Cortesluna was ordered to the ground and he complied. While on the ground Officer Rivas-Villegas pressed his knee into Cortesluna’s back and pulled his arms behind his back. Cortesluna was handcuffed and taken away. He contended that he suffers “physical, emotional and economic injuries” as a result of the officers’ conduct.

Corlesluna filed suit in district court alleging a violation of his Fourth Amendment rights because officers Rivas-Villegas and Leon used excessive force and officer Kensic did not intervene after witnessing use of excessive force by his fellow officers. All three officers moved for summary judgement and the district court ruled in their favor. Cortesluna appealed.

In a 2-1 decision, the majority affirmed the district court’s ruling in favor of officers Leon and Kensic, but reversed the district court's summary judgment in favor of officer Rivas-Villegas.
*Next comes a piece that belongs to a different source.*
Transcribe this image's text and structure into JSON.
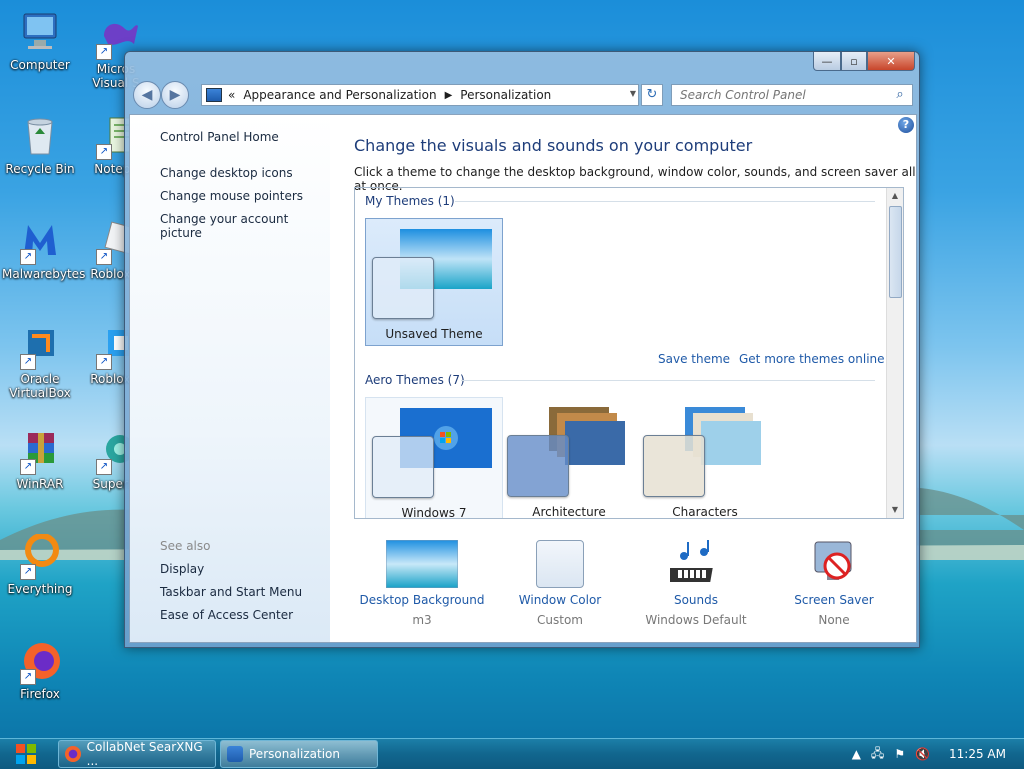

The majority explained  that there was a genuine issue of fact as to whether the force that Rivas-Villegas used when he kneeled on plaintiff's back when he was lying face down on the ground was excessive. They went on to say that controlling precedent at the time put officers on notice that kneeling on a prone and non-resisting person's back so hard as to cause Cortesluna injury was excessive.

Dissenting in part, Judge Daniel Collins believed that the force Rivas-Villegas used could not reasonably be described as excessive and even if the force was excessive it is clear that Rivas-Villegas would be entitled to qualified immunity. The majority explained why Collins was wrong, noting that he had improperly  disregarded Rivas-Villegas’ “use  of his foot to press Plaintiff to the ground” and that it was “for the jury, not us, to decide” whether the officer had used excessive force.